The price of non-food items declined 2.5% in May year-on-year as industry conditions remain challenging and retailers continue to compete on price.

This marks the steepest drop in non-food prices since August 2016, according to the British Retail Consortium (BRC) Nielsen shop price index.  

However, food inflation picked up slightly to 1.2% in May, from 1.0% in April.

Overall, shop prices fell 1.1% during the period, making it the 61st consecutive month of falling prices. 

BRC chief executive Helen Dickinson said: “Overall shop prices fell again in May as the impact of the pound’s fall following the EU referendum reduces and the challenging retail environment continues to mean retailers must compete on price.

“While food inflation has increased this month as the weather, oil price and other geopolitical factors have influenced global agricultural markets, we expect overall prices to fall in coming months.  

“Retailers’ overall sales revenues are under pressure from falling prices and this comes at the same time as business rates and other public policy decisions are pushing up operating costs; leaving retailers squeezed at both ends. The consequences of which have been plain to see.

“Government and policymakers must do more to address the burden of business rates and help to ease the pressure.”

Nielsen head of retailer and business insight Mike Watkins added: “Despite a small increase in food prices in recent weeks, shop price inflation remains below the Consumer Price Index and the recent summer weather has lifted food sales.

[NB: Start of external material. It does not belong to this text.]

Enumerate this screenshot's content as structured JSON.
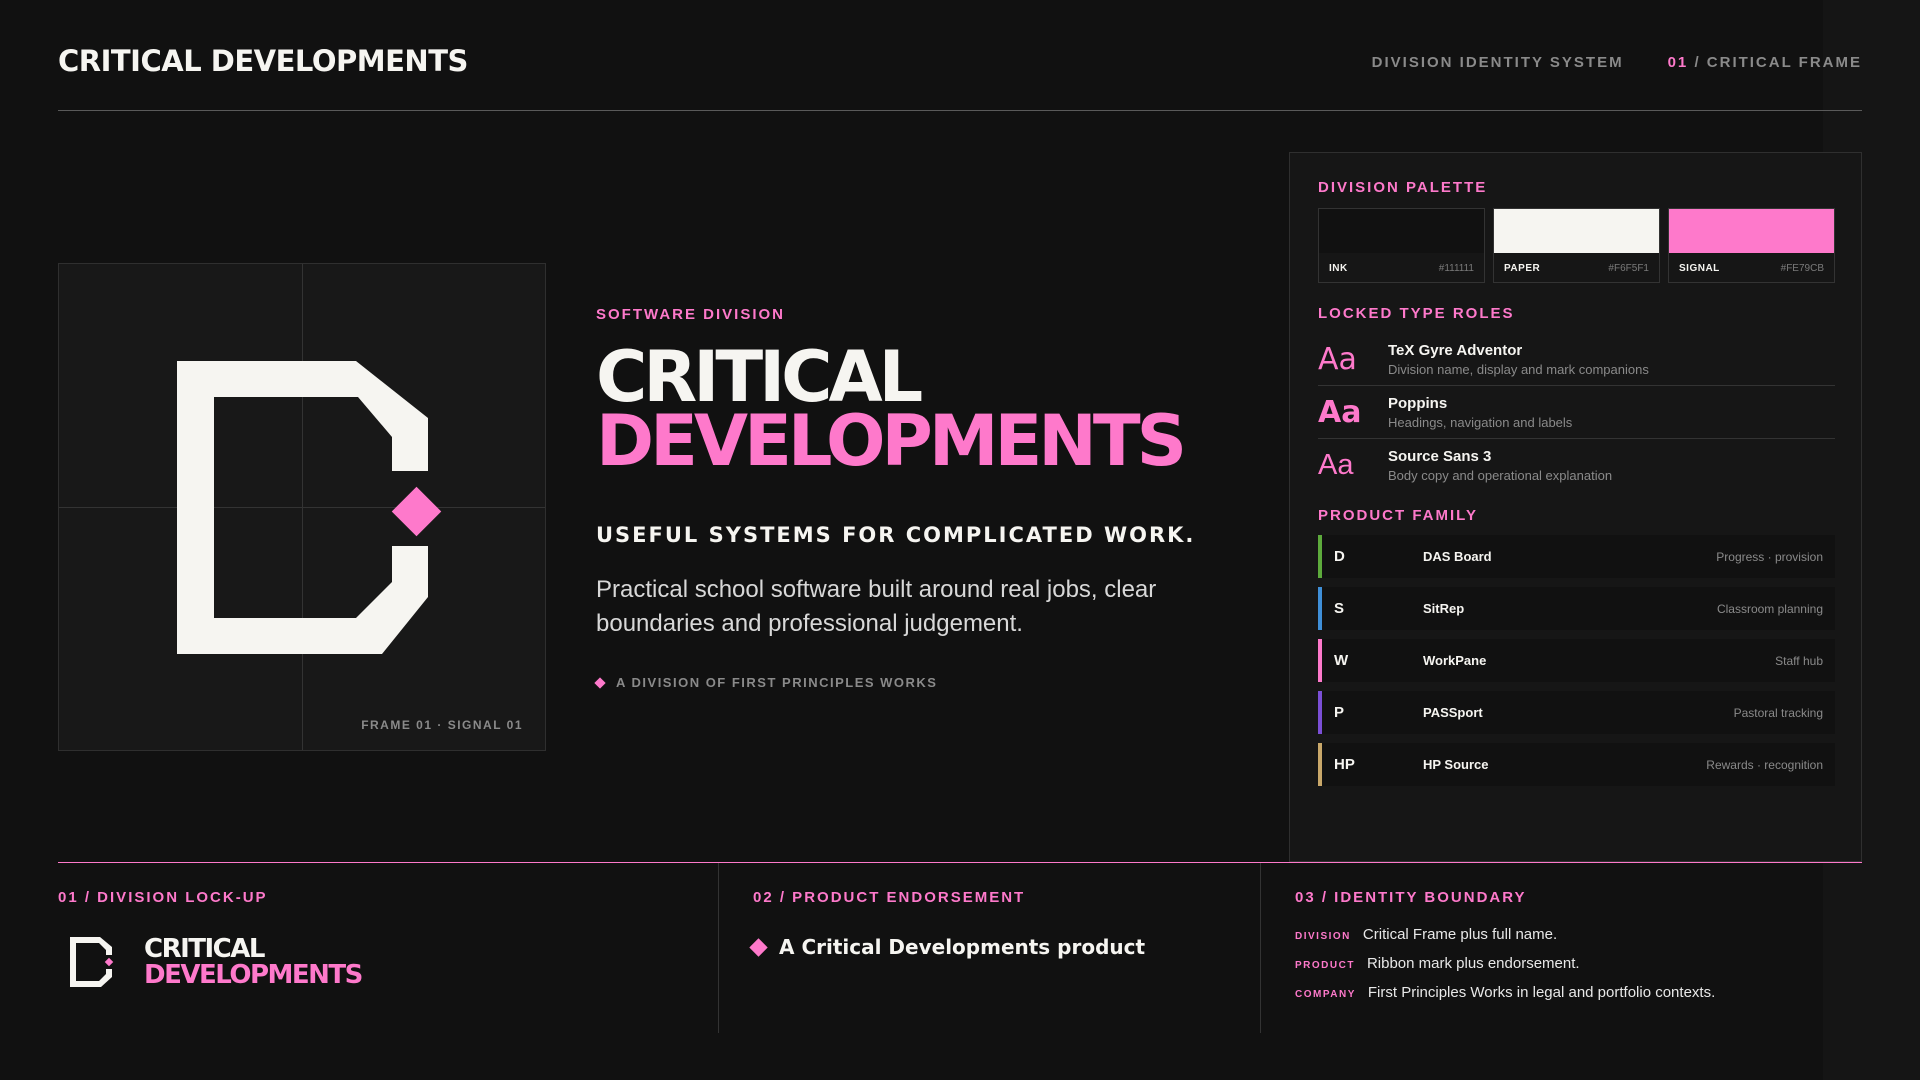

“In contrast, we are seeing further deflation in the non-food channel and there has been little momentum in retail sales. With continued increases in crude oil prices now adding further cost to the supply chains and weak demand on the high street, retailers need to be cautious about passing on any price increases over the next few months. 

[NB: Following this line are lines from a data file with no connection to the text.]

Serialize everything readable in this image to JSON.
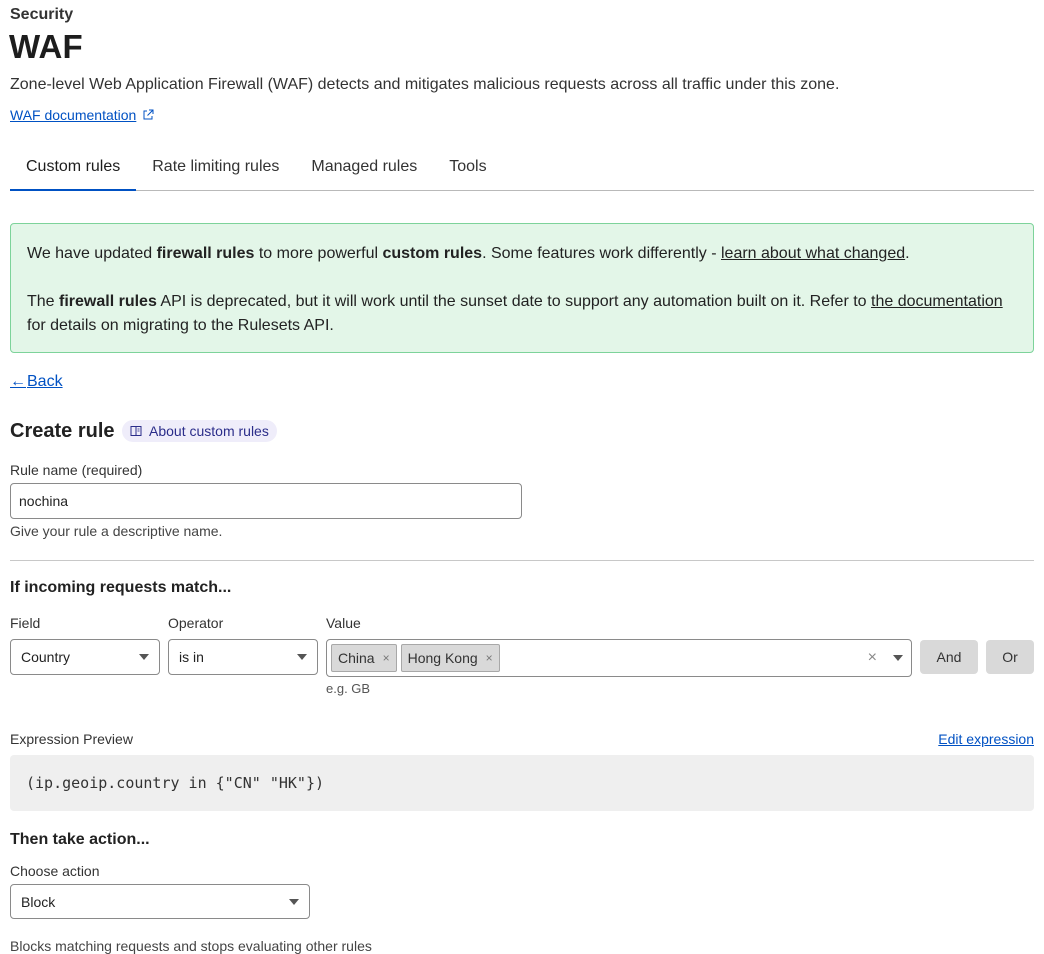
{
  "header": {
    "section": "Security",
    "title": "WAF",
    "description": "Zone-level Web Application Firewall (WAF) detects and mitigates malicious requests across all traffic under this zone.",
    "doc_link": "WAF documentation"
  },
  "tabs": [
    {
      "label": "Custom rules",
      "active": true
    },
    {
      "label": "Rate limiting rules",
      "active": false
    },
    {
      "label": "Managed rules",
      "active": false
    },
    {
      "label": "Tools",
      "active": false
    }
  ],
  "notice": {
    "p1_a": "We have updated ",
    "p1_b": "firewall rules",
    "p1_c": " to more powerful ",
    "p1_d": "custom rules",
    "p1_e": ". Some features work differently - ",
    "p1_link": "learn about what changed",
    "p1_end": ".",
    "p2_a": "The ",
    "p2_b": "firewall rules",
    "p2_c": " API is deprecated, but it will work until the sunset date to support any automation built on it. Refer to ",
    "p2_link": "the documentation",
    "p2_d": " for details on migrating to the Rulesets API."
  },
  "back": {
    "arrow": "←",
    "label": "Back"
  },
  "create": {
    "title": "Create rule",
    "about": "About custom rules",
    "rule_name_label": "Rule name (required)",
    "rule_name_value": "nochina",
    "rule_name_help": "Give your rule a descriptive name."
  },
  "match": {
    "title": "If incoming requests match...",
    "field_label": "Field",
    "field_value": "Country",
    "operator_label": "Operator",
    "operator_value": "is in",
    "value_label": "Value",
    "values": [
      "China",
      "Hong Kong"
    ],
    "chip_remove": "×",
    "clear": "×",
    "value_help": "e.g. GB",
    "and": "And",
    "or": "Or"
  },
  "expression": {
    "label": "Expression Preview",
    "edit": "Edit expression",
    "code": "(ip.geoip.country in {\"CN\" \"HK\"})"
  },
  "action": {
    "title": "Then take action...",
    "choose_label": "Choose action",
    "value": "Block",
    "help": "Blocks matching requests and stops evaluating other rules"
  }
}
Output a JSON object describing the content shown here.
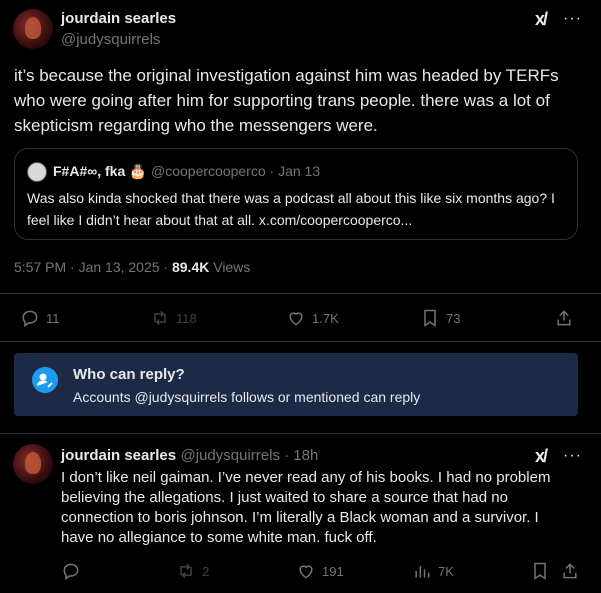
{
  "main_tweet": {
    "author_name": "jourdain searles",
    "author_handle": "@judysquirrels",
    "grok_label": "x/",
    "more_label": "···",
    "text": "it’s because the original investigation against him was headed by TERFs who were going after him for supporting trans people. there was a lot of skepticism regarding who the messengers were.",
    "quote": {
      "author_name": "F#A#∞, fka 🎂",
      "author_handle": "@coopercooperco · Jan 13",
      "text": "Was also kinda shocked that there was a podcast all about this like six months ago? I feel like I didn’t hear about that at all. x.com/coopercooperco..."
    },
    "timestamp": "5:57 PM · Jan 13, 2025 · ",
    "views_count": "89.4K",
    "views_label": " Views",
    "actions": {
      "replies": "11",
      "reposts": "118",
      "likes": "1.7K",
      "bookmarks": "73"
    }
  },
  "who_can_reply": {
    "title": "Who can reply?",
    "subtitle": "Accounts @judysquirrels follows or mentioned can reply"
  },
  "reply_tweet": {
    "author_name": "jourdain searles",
    "author_handle": "@judysquirrels · 18h",
    "grok_label": "x/",
    "more_label": "···",
    "lines": [
      "I don’t like neil gaiman. I’ve never read any of his books. I had no problem",
      "believing the allegations. I just waited to share a source that had no",
      "connection to boris johnson. I’m literally a Black woman and a survivor. I",
      "have no allegiance to some white man. fuck off."
    ],
    "actions": {
      "replies": "",
      "reposts": "2",
      "likes": "191",
      "views": "7K"
    }
  },
  "colors": {
    "background": "#000000",
    "text": "#e7e9ea",
    "muted": "#71767b",
    "accent": "#1d9bf0",
    "reply_box": "#1d2a47"
  }
}
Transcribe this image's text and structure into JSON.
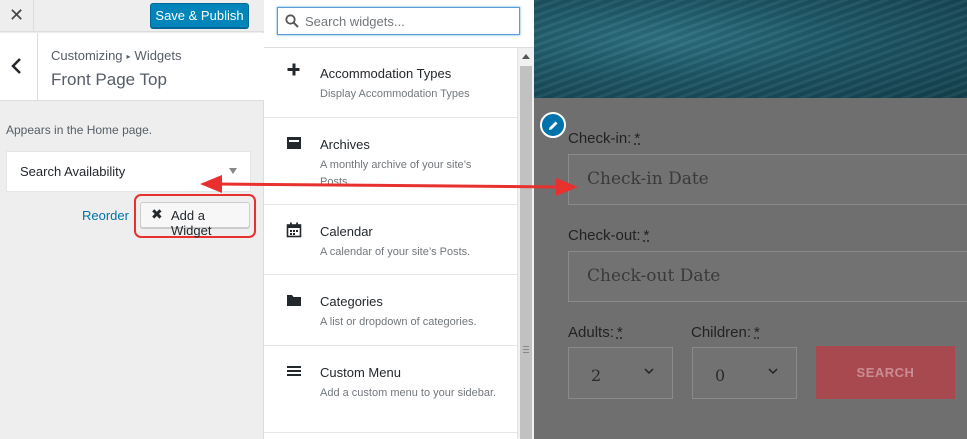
{
  "topbar": {
    "close_glyph": "✕",
    "save_label": "Save & Publish"
  },
  "section": {
    "breadcrumb_root": "Customizing",
    "breadcrumb_sep": "▸",
    "breadcrumb_child": "Widgets",
    "title": "Front Page Top"
  },
  "sidebar": {
    "appears_text": "Appears in the Home page.",
    "widget_title": "Search Availability",
    "reorder_label": "Reorder",
    "add_widget_label": "Add a Widget",
    "add_widget_glyph": "✖"
  },
  "widgets_panel": {
    "search_placeholder": "Search widgets...",
    "items": [
      {
        "title": "Accommodation Types",
        "description": "Display Accommodation Types",
        "icon": "plus-icon"
      },
      {
        "title": "Archives",
        "description": "A monthly archive of your site’s Posts.",
        "icon": "archive-icon"
      },
      {
        "title": "Calendar",
        "description": "A calendar of your site’s Posts.",
        "icon": "calendar-icon"
      },
      {
        "title": "Categories",
        "description": "A list or dropdown of categories.",
        "icon": "folder-icon"
      },
      {
        "title": "Custom Menu",
        "description": "Add a custom menu to your sidebar.",
        "icon": "menu-icon"
      }
    ]
  },
  "preview": {
    "checkin_label": "Check-in:",
    "checkin_placeholder": "Check-in Date",
    "checkout_label": "Check-out:",
    "checkout_placeholder": "Check-out Date",
    "adults_label": "Adults:",
    "adults_value": "2",
    "children_label": "Children:",
    "children_value": "0",
    "required_mark": "*",
    "search_label": "SEARCH"
  },
  "colors": {
    "primary_button": "#0085ba",
    "annotation_red": "#e8312e",
    "link": "#0073aa"
  }
}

“The good news is after a difficult couple of months, shoppers now seem to be spending again.”